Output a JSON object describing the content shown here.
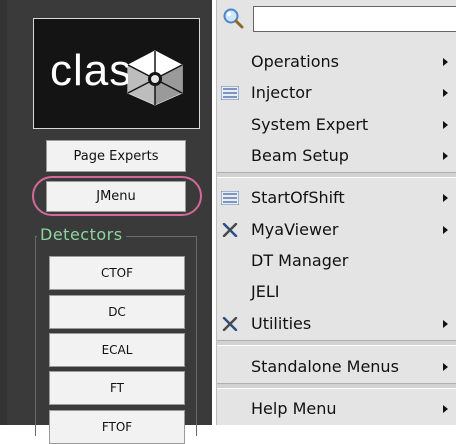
{
  "left_panel": {
    "logo_text": "clas",
    "buttons": {
      "page_experts": "Page Experts",
      "jmenu": "JMenu"
    },
    "detectors": {
      "title": "Detectors",
      "items": [
        "CTOF",
        "DC",
        "ECAL",
        "FT",
        "FTOF"
      ]
    }
  },
  "menu": {
    "search": {
      "value": "",
      "placeholder": ""
    },
    "items": [
      {
        "label": "Operations",
        "icon": "",
        "submenu": true
      },
      {
        "label": "Injector",
        "icon": "list-icon",
        "submenu": true
      },
      {
        "label": "System Expert",
        "icon": "",
        "submenu": true
      },
      {
        "label": "Beam Setup",
        "icon": "",
        "submenu": true
      },
      {
        "label": "StartOfShift",
        "icon": "list-icon",
        "submenu": true
      },
      {
        "label": "MyaViewer",
        "icon": "tools-icon",
        "submenu": true
      },
      {
        "label": "DT Manager",
        "icon": "",
        "submenu": false
      },
      {
        "label": "JELI",
        "icon": "",
        "submenu": false
      },
      {
        "label": "Utilities",
        "icon": "tools-icon",
        "submenu": true
      },
      {
        "label": "Standalone Menus",
        "icon": "",
        "submenu": true
      },
      {
        "label": "Help Menu",
        "icon": "",
        "submenu": true
      }
    ]
  },
  "colors": {
    "panel_bg": "#3a3a3a",
    "detectors_label": "#8ed5a0",
    "highlight_ring": "#d46a9c",
    "menu_bg": "#e4e4e4"
  }
}
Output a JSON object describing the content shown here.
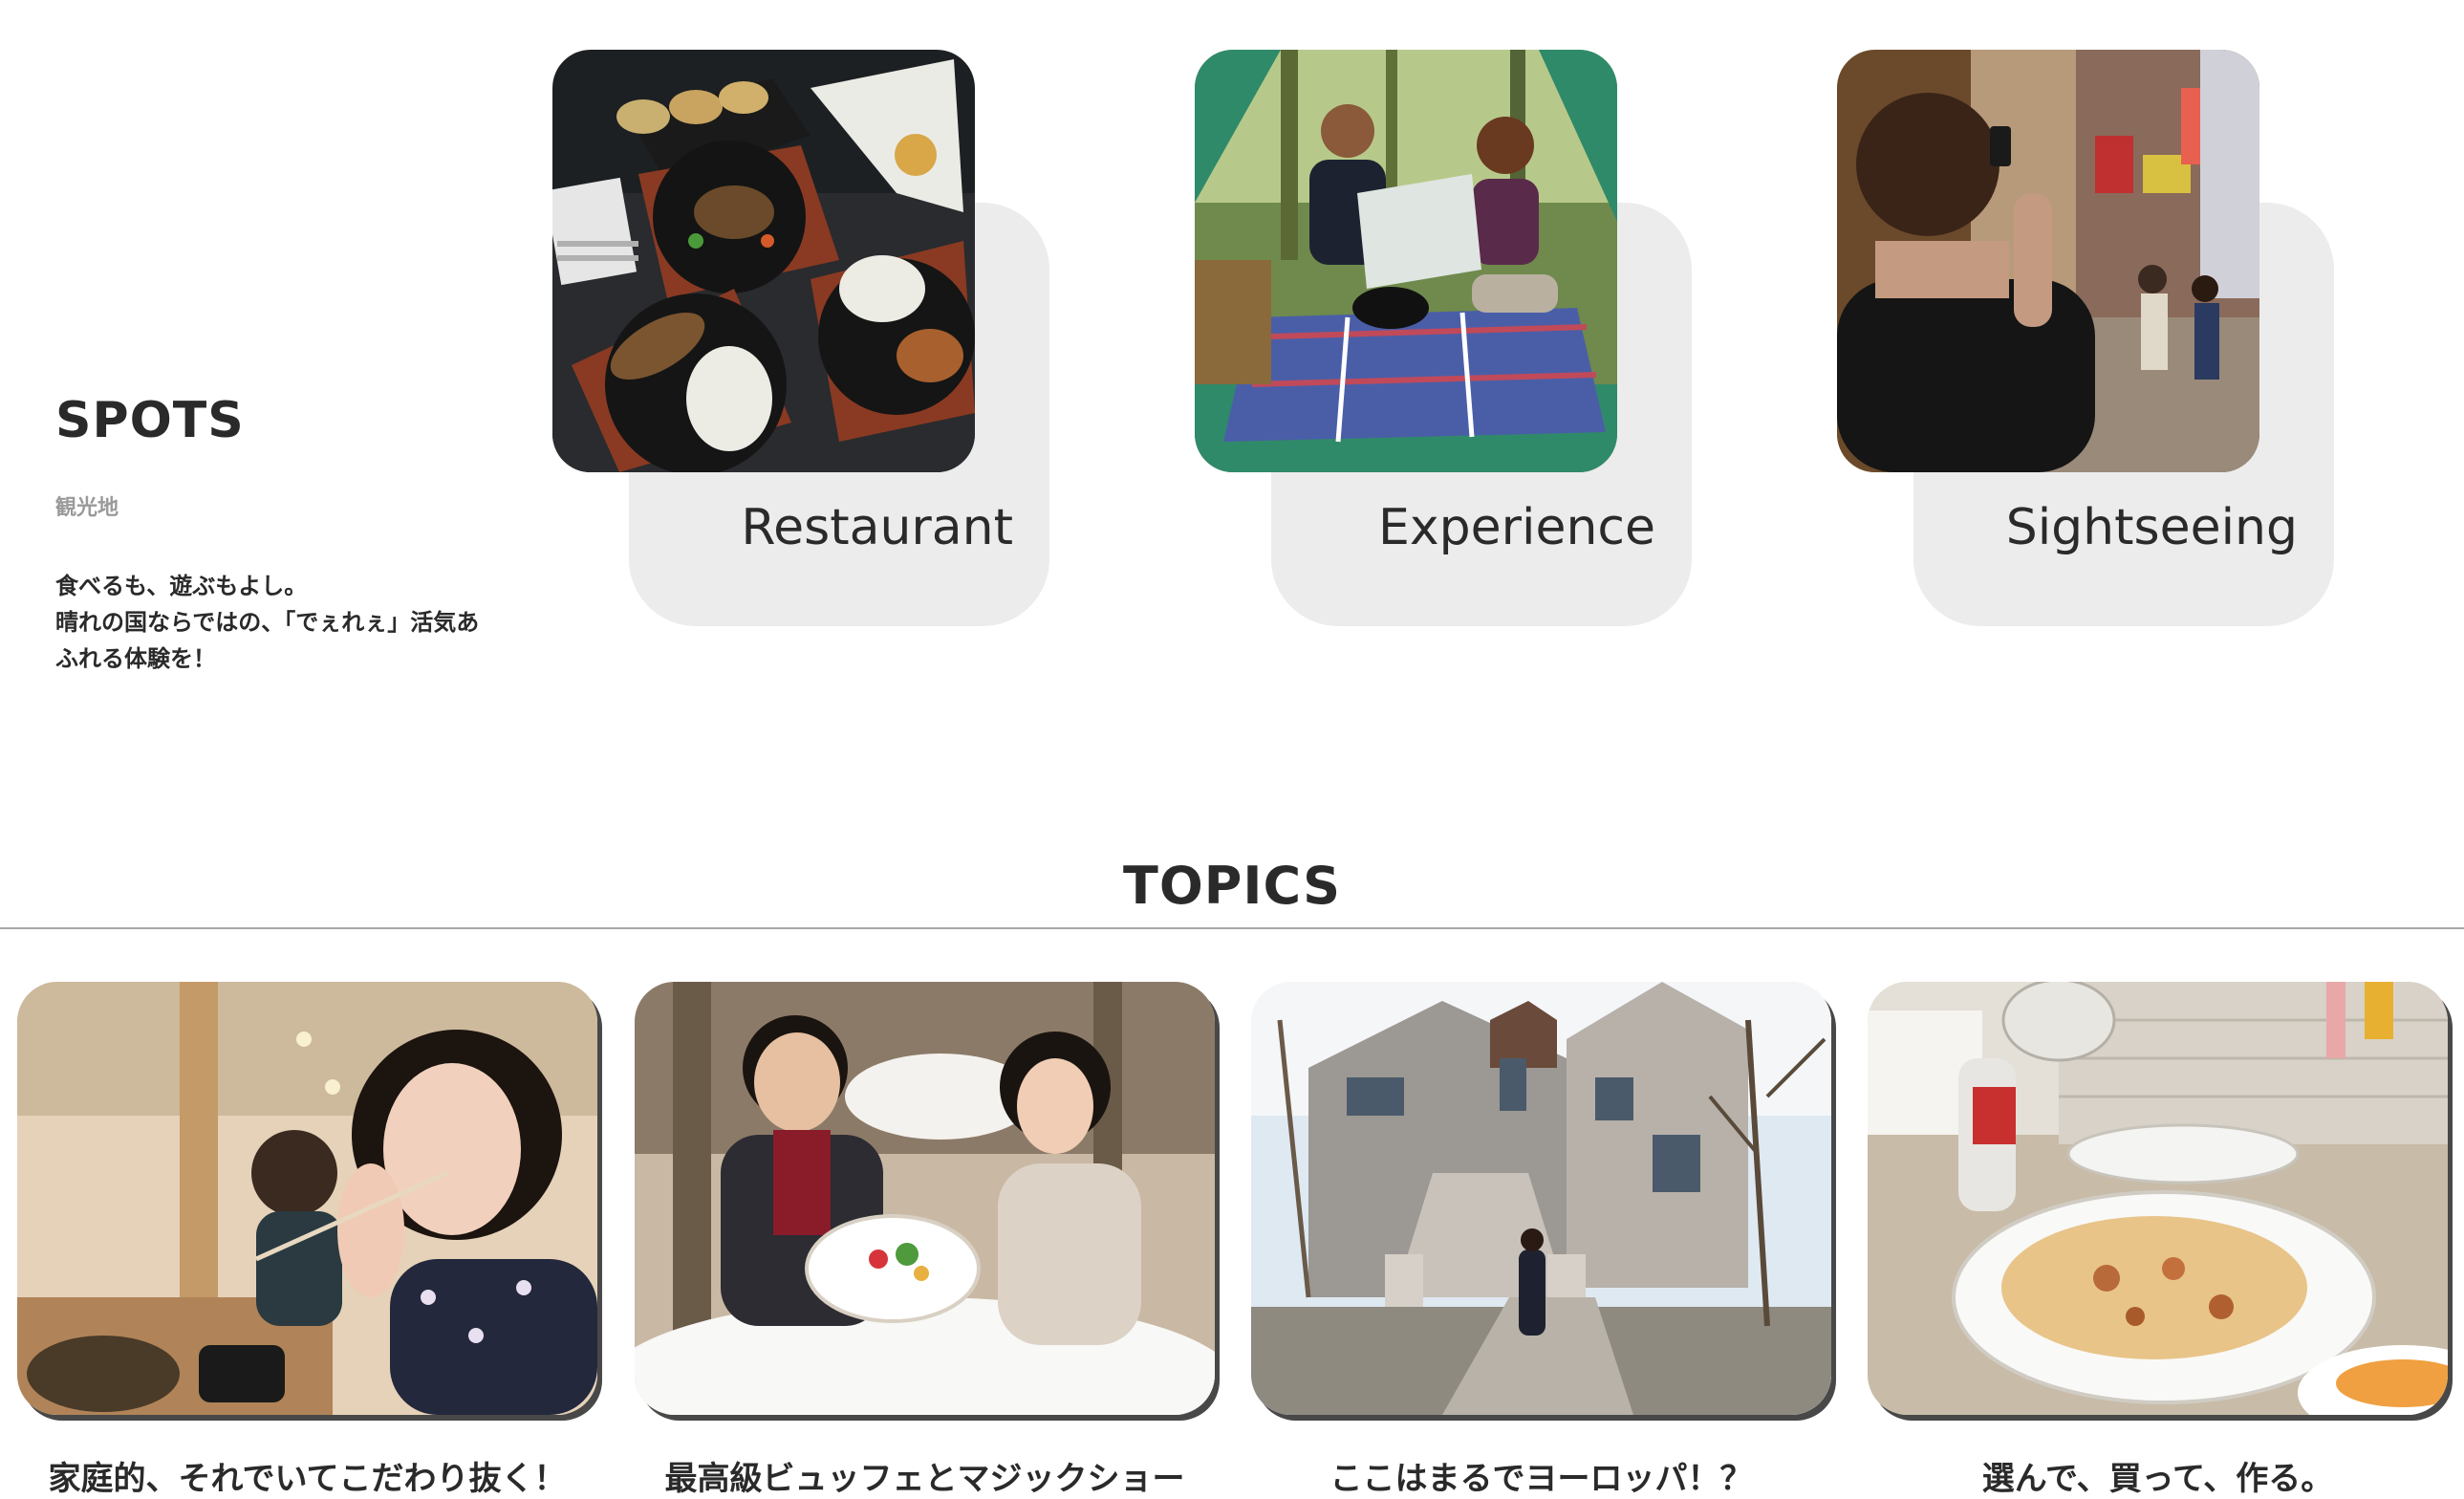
{
  "spots": {
    "title": "SPOTS",
    "subtitle": "観光地",
    "description_lines": [
      "食べるも、遊ぶもよし。",
      "晴れの国ならではの、「でぇれぇ」活気あ",
      "ふれる体験を！"
    ],
    "cards": [
      {
        "label": "Restaurant",
        "image": "food-dishes-photo"
      },
      {
        "label": "Experience",
        "image": "camping-couple-photo"
      },
      {
        "label": "Sightseeing",
        "image": "street-photography-photo"
      }
    ]
  },
  "topics": {
    "title": "TOPICS",
    "cards": [
      {
        "title": "家庭的、それでいてこだわり抜く！",
        "image": "woman-at-restaurant-photo"
      },
      {
        "title": "最高級ビュッフェとマジックショー",
        "image": "couple-with-dessert-plate-photo"
      },
      {
        "title": "ここはまるでヨーロッパ！？",
        "image": "european-castle-photo"
      },
      {
        "title": "選んで、買って、作る。",
        "image": "pizza-on-table-photo"
      }
    ]
  },
  "colors": {
    "text": "#2a2a2a",
    "muted": "#9a9a9a",
    "card_bg": "#ececec",
    "divider": "#a8a8a8"
  }
}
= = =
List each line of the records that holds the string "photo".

• [Task response]
        "image": "food-dishes-photo"
        "image": "camping-couple-photo"
        "image": "street-photography-photo"
        "image": "woman-at-restaurant-photo"
        "image": "couple-with-dessert-plate-photo"
        "image": "european-castle-photo"
        "image": "pizza-on-table-photo"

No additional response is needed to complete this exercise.